Last evening's Leader's Debate was interesting. As with all my engagement with politics I watched it becauseI live in hope of a better situation for those who live with an unfairly low allocation of resources within our country, and around the world. I am not interested in party politics per se: I am interested in what party politicians will do for those who need the political process to protect their interests.
The absence of David Cameron, and by default the LibDems, was as a result, interesting. There was in Cameron's decision not to be accountable a contempt for the process of choice that democracy represents that in turn suggests an aloofness that is deeply worrying. The very essence of democracy, and the concern that I have, is the acceptance of being equal in making a claim for support and that merit must determine outcome. By refusing to take part David Cameron indicated that he did not agree with that. In itself that spoke of more than anything he might have said by being present. If a politician thinks he is above the election process he cannot truly believe in it, the outcome it will deliver, or in the responsibility to hold office in the interest of all that it represents. I am saddened that the once 'One Nation' party thinks like that, but it appears it does.
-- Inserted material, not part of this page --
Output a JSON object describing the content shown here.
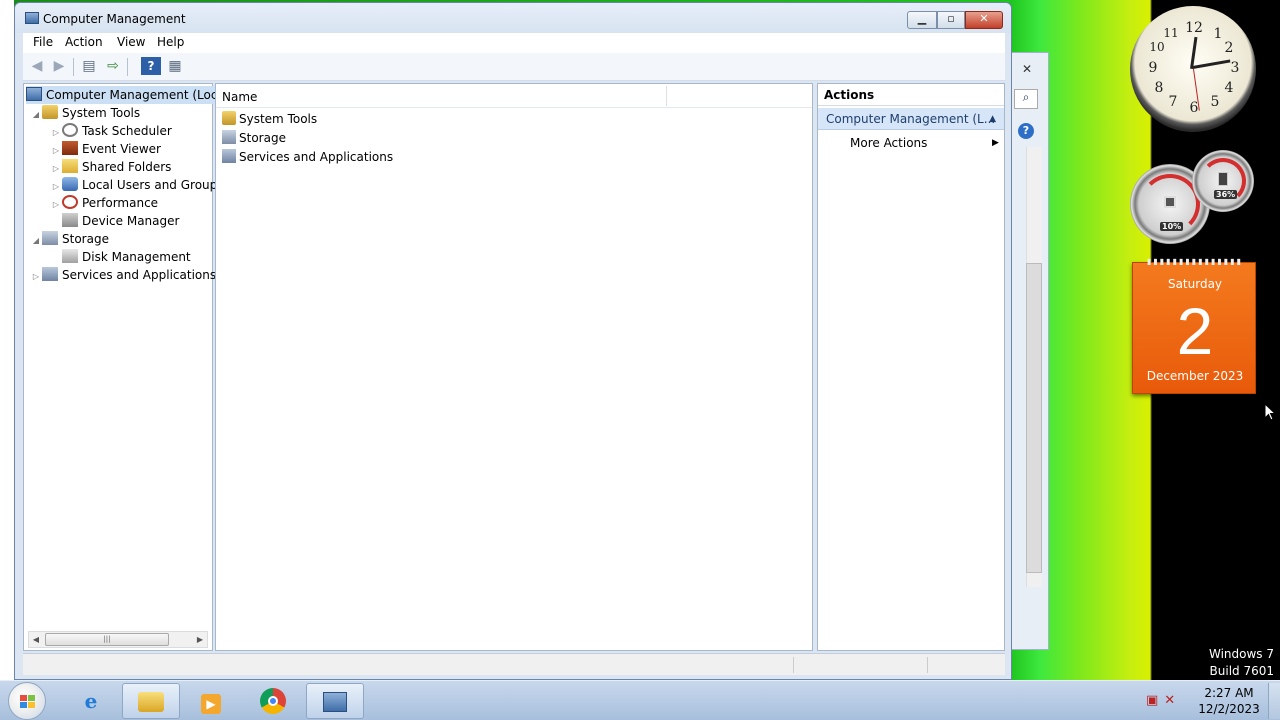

The LibDems were disenfranchised by association with the Conservatives. They made mild protest. That would appear to be their role. The world was never changed by mild protest. It is, as a result, hard to see what they can do for those in need.
So what of those who turned up? Farage for UKIP was contemptuous of the audience without knowing how they had been selected for invitation. A man who can be randomly discriminatory in that way shows his true colours: he is exceptionally unlikely to change his prejudices when in office and those prejudices, in my opinion make him unfit to hold any position of authority. Politics will always be based on bias towards certain interest groups: UKIP revealed its intention to bias itself on the basis of prejudice based on accident of birth, principally, but by no means solely, linked to where that birth occurred. This is deeply offensive and can only increase risk to those who need the state to care the most. One has to hope that this is the last general election where such prejudice will attract the level of support UKIP has at present.
And so we were left with four left of centre party leaders, three of them women. All knew Ed Miliband was the only one of them who could be prime minister. The other three made no secret of the fact that this was the outcome they sought. Miliband played within the constraints of seeking mass appeal. The austerity that this will lead to is in my opinion unnecessary and also avoidable. I have explained why governments can pursue austerity if they wish, but that this offers no guarantee of that outcome within the economy. And so it follows that if a government really want to balance the books it has to offer something much more, which is a vision of how it will by its actions stimulate the sustainable growth that will stimulate employment and so tax revenues.
I have argued that such a possibility exists. The Green New Deal could create a carbon army of people employed in every constituency in the UK to transform our energy use, build long term energy sustainability and so economic stability and reduce our dependence upon imports by creating our own energy sufficiency.
I have argued that these new jobs could pay enough to lift people out of poverty. And that the taxes they might pay would reduce or eliminate many benefit claims and contribute to the Exchequer instead.
I have argued that the resulting investment is hat is needed to get business re-engaged with sustainable investment for growth.
And that could be the basis for new exports, which are as vital as the import substitution that the Green New Deal would deliver if we are to rebalance our trade deficit.
And I have also suggested that this can be financed by what I call green quantitative easing, but which could as easily be called infrastructure QE. This is printing money that the economy needs to provide liquidity and using it to pay for this vital investment activity. We did it to the tune of £375 billion to save the finance sector and we got zero per cent inflation in return. We could do it again and would at worst get two per cent as a result, but with a yield in terms of jobs, hopes, security and prosperity that would make the risk more than worthwhile.
I know some of those leaders on the stage last night know this, but that as yet Labour is not convinced. Of course there are risks to the UK from relying on nationalists parties. But the UK will not survive if it fails economically. The UK will only survive if it delivers what many people, indeed most people who earn the modest incomes on which most people must live, want, which is the freedom from fear that the current political process delivers to them.
As three party leaders made clear last night, it is their aim to argue for the interests of those people. And it is their aim to ensure that Labour delivers for them if Ed Miliband is in office.
If you believe, as I do, that the purpose of being in government is to change the fortunes of those you govern for the better then what Leanne Wood, Natalie Bennet and Nicola Sturgeon had to say last night was encouraging. They were three woman (and I think that no coincidence) saying that it is possible to have a radical government in this country that disrupts the status quo by delivering an essential bias towards those most in need of support in this country with the goal of creating long term viability for us all.
This election does then offer people the real chance to vote for radical change that this country needs if the bias towards those in need that it so desperately requires is to be delivered.
I am not suggesting who to vote for. As is clear: there are options available. I am not actually saying how my vote will be cast. I am saying voting can make a difference to those in whose interests I campaign. And that makes this election very important.